I live in Ohròn:wakon/Hamilton and I’m a Professor in the Department of English and Cultural Studies at McMaster University. I regularly teach a 2nd-year introduction to the environmental humanities, as well as graduate courses on cultural studies and critical theory, resilience, and the cultural politics of risk. My publications, on subjects including postcolonial literatures, slow and local food movements, scenario planning, environmental futurity, resilience and the temporality of globalization, have appeared in journals such as Resilience: A Journal of the Environmental Humanities, Globalizations, Cultural Critique, Interventions: International Journal of Postcolonial Studies, Postcolonial Text, Modern Fiction Studies and South Atlantic Quarterly. I am also co-author, with Imre Szeman, of Popular Culture: A User’s Guide (4th edition, 2016). I am currently completing a monograph tentatively titled “Reckoning With Resilience: Survival Stories in the Shadows of Settler Colonialism” and collaborating on a SSHRC funded research project, “Racialized Ecologies in and Beyond Settler-Colonial Canada: Documentary, Speculative, and Poetic Texts and Contexts,” with Cheryl Lousley (PI), Tania Aguilar-Way, Anita Girvan, Renae Watchman, Nandini Thiyagarajan and Joanne Leow.

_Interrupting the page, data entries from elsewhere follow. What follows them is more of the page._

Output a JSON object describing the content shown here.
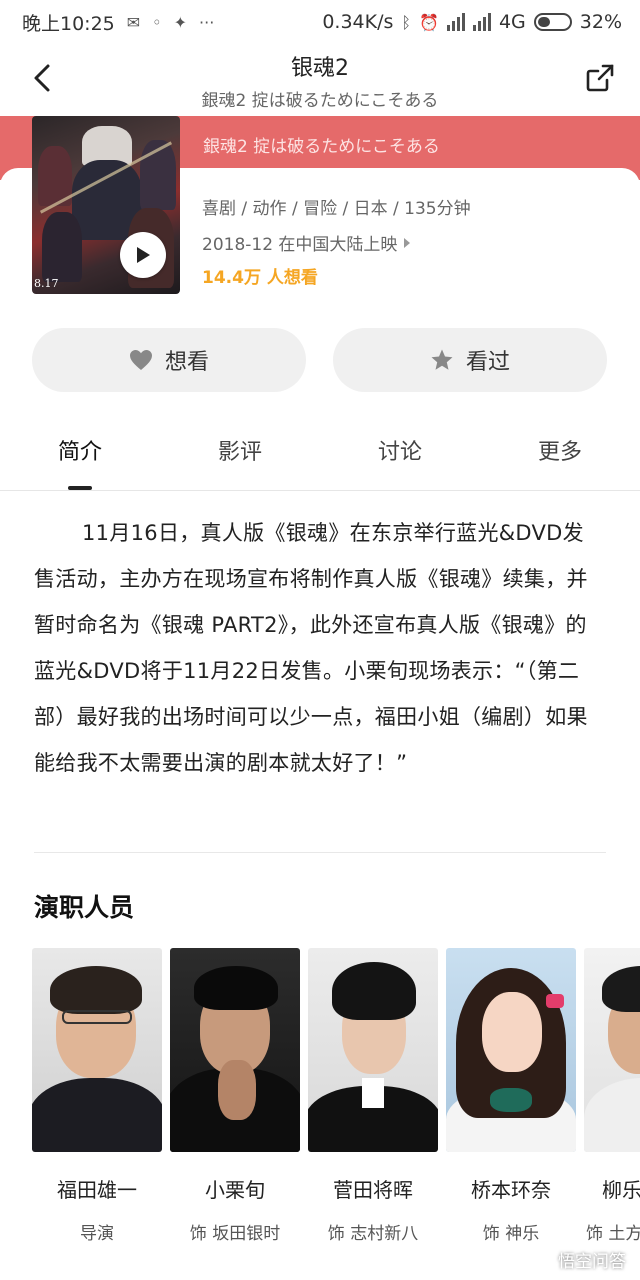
{
  "status_bar": {
    "time": "晚上10:25",
    "speed": "0.34K/s",
    "network": "4G",
    "battery": "32%"
  },
  "header": {
    "title": "银魂2",
    "subtitle": "銀魂2 掟は破るためにこそある"
  },
  "hero": {
    "band_title": "银魂2",
    "band_subtitle": "銀魂2 掟は破るためにこそある",
    "poster_date": "8.17"
  },
  "movie": {
    "genres": "喜剧 / 动作 / 冒险 / 日本 / 135分钟",
    "release": "2018-12 在中国大陆上映",
    "wish_count": "14.4万 人想看"
  },
  "actions": {
    "want_label": "想看",
    "watched_label": "看过"
  },
  "tabs": [
    "简介",
    "影评",
    "讨论",
    "更多"
  ],
  "intro": {
    "text": "11月16日，真人版《银魂》在东京举行蓝光&DVD发售活动，主办方在现场宣布将制作真人版《银魂》续集，并暂时命名为《银魂 PART2》，此外还宣布真人版《银魂》的蓝光&DVD将于11月22日发售。小栗旬现场表示：“（第二部）最好我的出场时间可以少一点，福田小姐（编剧）如果能给我不太需要出演的剧本就太好了！”"
  },
  "cast_section": {
    "title": "演职人员",
    "members": [
      {
        "name": "福田雄一",
        "role": "导演"
      },
      {
        "name": "小栗旬",
        "role": "饰 坂田银时"
      },
      {
        "name": "菅田将晖",
        "role": "饰 志村新八"
      },
      {
        "name": "桥本环奈",
        "role": "饰 神乐"
      },
      {
        "name": "柳乐",
        "role": "饰 土方"
      }
    ]
  },
  "watermark": "悟空问答",
  "colors": {
    "hero_band": "#e56a6a",
    "wish_count": "#f5a623",
    "button_bg": "#f0f0f0"
  }
}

ACCUTE Co-ordinator (non-voting Executive member)
I am a writer living in St. Catharines. My most recent publication, Chaser (House of Anansi Press), is a book of poetry that uses the social history of tuberculosis to examine the individual and communal effects of disease. I have taught English, Communications, and Creative Writing at Niagara College, and worked as an editor for academic, commercial and trade publications.